Please repeat every entry exactly as given, apart from dropping the images.
┄┄┄┄┄┄┄┄┄┄
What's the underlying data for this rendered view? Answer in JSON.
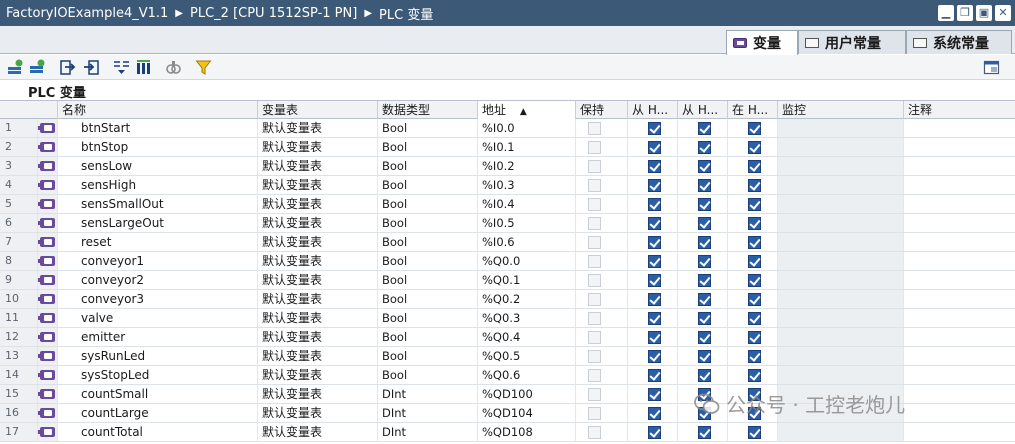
{
  "titlebar": {
    "crumbs": [
      "FactoryIOExample4_V1.1",
      "PLC_2 [CPU 1512SP-1 PN]",
      "PLC 变量"
    ],
    "separator": "▶"
  },
  "tabs": [
    {
      "label": "变量",
      "active": true
    },
    {
      "label": "用户常量",
      "active": false
    },
    {
      "label": "系统常量",
      "active": false
    }
  ],
  "section_title": "PLC 变量",
  "columns": {
    "name": "名称",
    "table": "变量表",
    "type": "数据类型",
    "address": "地址",
    "retain": "保持",
    "hmi1": "从 H...",
    "hmi2": "从 H...",
    "hmi3": "在 H...",
    "monitor": "监控",
    "comment": "注释"
  },
  "rows": [
    {
      "num": "1",
      "name": "btnStart",
      "table": "默认变量表",
      "type": "Bool",
      "address": "%I0.0"
    },
    {
      "num": "2",
      "name": "btnStop",
      "table": "默认变量表",
      "type": "Bool",
      "address": "%I0.1"
    },
    {
      "num": "3",
      "name": "sensLow",
      "table": "默认变量表",
      "type": "Bool",
      "address": "%I0.2"
    },
    {
      "num": "4",
      "name": "sensHigh",
      "table": "默认变量表",
      "type": "Bool",
      "address": "%I0.3"
    },
    {
      "num": "5",
      "name": "sensSmallOut",
      "table": "默认变量表",
      "type": "Bool",
      "address": "%I0.4"
    },
    {
      "num": "6",
      "name": "sensLargeOut",
      "table": "默认变量表",
      "type": "Bool",
      "address": "%I0.5"
    },
    {
      "num": "7",
      "name": "reset",
      "table": "默认变量表",
      "type": "Bool",
      "address": "%I0.6"
    },
    {
      "num": "8",
      "name": "conveyor1",
      "table": "默认变量表",
      "type": "Bool",
      "address": "%Q0.0"
    },
    {
      "num": "9",
      "name": "conveyor2",
      "table": "默认变量表",
      "type": "Bool",
      "address": "%Q0.1"
    },
    {
      "num": "10",
      "name": "conveyor3",
      "table": "默认变量表",
      "type": "Bool",
      "address": "%Q0.2"
    },
    {
      "num": "11",
      "name": "valve",
      "table": "默认变量表",
      "type": "Bool",
      "address": "%Q0.3"
    },
    {
      "num": "12",
      "name": "emitter",
      "table": "默认变量表",
      "type": "Bool",
      "address": "%Q0.4"
    },
    {
      "num": "13",
      "name": "sysRunLed",
      "table": "默认变量表",
      "type": "Bool",
      "address": "%Q0.5"
    },
    {
      "num": "14",
      "name": "sysStopLed",
      "table": "默认变量表",
      "type": "Bool",
      "address": "%Q0.6"
    },
    {
      "num": "15",
      "name": "countSmall",
      "table": "默认变量表",
      "type": "DInt",
      "address": "%QD100"
    },
    {
      "num": "16",
      "name": "countLarge",
      "table": "默认变量表",
      "type": "DInt",
      "address": "%QD104"
    },
    {
      "num": "17",
      "name": "countTotal",
      "table": "默认变量表",
      "type": "DInt",
      "address": "%QD108"
    }
  ],
  "watermark": "公众号 · 工控老炮儿",
  "colors": {
    "titlebar": "#3c5a78",
    "checkbox_on": "#2a5fa8",
    "var_icon": "#6a4a9a"
  }
}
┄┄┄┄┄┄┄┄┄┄
▶ _EXPECTED ANSWER_:
What's the underlying data for this rendered view? Answer in JSON.
{
  "titlebar": {
    "crumbs": [
      "FactoryIOExample4_V1.1",
      "PLC_2 [CPU 1512SP-1 PN]",
      "PLC 变量"
    ],
    "separator": "▶"
  },
  "tabs": [
    {
      "label": "变量",
      "active": true
    },
    {
      "label": "用户常量",
      "active": false
    },
    {
      "label": "系统常量",
      "active": false
    }
  ],
  "section_title": "PLC 变量",
  "columns": {
    "name": "名称",
    "table": "变量表",
    "type": "数据类型",
    "address": "地址",
    "retain": "保持",
    "hmi1": "从 H...",
    "hmi2": "从 H...",
    "hmi3": "在 H...",
    "monitor": "监控",
    "comment": "注释"
  },
  "rows": [
    {
      "num": "1",
      "name": "btnStart",
      "table": "默认变量表",
      "type": "Bool",
      "address": "%I0.0"
    },
    {
      "num": "2",
      "name": "btnStop",
      "table": "默认变量表",
      "type": "Bool",
      "address": "%I0.1"
    },
    {
      "num": "3",
      "name": "sensLow",
      "table": "默认变量表",
      "type": "Bool",
      "address": "%I0.2"
    },
    {
      "num": "4",
      "name": "sensHigh",
      "table": "默认变量表",
      "type": "Bool",
      "address": "%I0.3"
    },
    {
      "num": "5",
      "name": "sensSmallOut",
      "table": "默认变量表",
      "type": "Bool",
      "address": "%I0.4"
    },
    {
      "num": "6",
      "name": "sensLargeOut",
      "table": "默认变量表",
      "type": "Bool",
      "address": "%I0.5"
    },
    {
      "num": "7",
      "name": "reset",
      "table": "默认变量表",
      "type": "Bool",
      "address": "%I0.6"
    },
    {
      "num": "8",
      "name": "conveyor1",
      "table": "默认变量表",
      "type": "Bool",
      "address": "%Q0.0"
    },
    {
      "num": "9",
      "name": "conveyor2",
      "table": "默认变量表",
      "type": "Bool",
      "address": "%Q0.1"
    },
    {
      "num": "10",
      "name": "conveyor3",
      "table": "默认变量表",
      "type": "Bool",
      "address": "%Q0.2"
    },
    {
      "num": "11",
      "name": "valve",
      "table": "默认变量表",
      "type": "Bool",
      "address": "%Q0.3"
    },
    {
      "num": "12",
      "name": "emitter",
      "table": "默认变量表",
      "type": "Bool",
      "address": "%Q0.4"
    },
    {
      "num": "13",
      "name": "sysRunLed",
      "table": "默认变量表",
      "type": "Bool",
      "address": "%Q0.5"
    },
    {
      "num": "14",
      "name": "sysStopLed",
      "table": "默认变量表",
      "type": "Bool",
      "address": "%Q0.6"
    },
    {
      "num": "15",
      "name": "countSmall",
      "table": "默认变量表",
      "type": "DInt",
      "address": "%QD100"
    },
    {
      "num": "16",
      "name": "countLarge",
      "table": "默认变量表",
      "type": "DInt",
      "address": "%QD104"
    },
    {
      "num": "17",
      "name": "countTotal",
      "table": "默认变量表",
      "type": "DInt",
      "address": "%QD108"
    }
  ],
  "watermark": "公众号 · 工控老炮儿",
  "colors": {
    "titlebar": "#3c5a78",
    "checkbox_on": "#2a5fa8",
    "var_icon": "#6a4a9a"
  }
}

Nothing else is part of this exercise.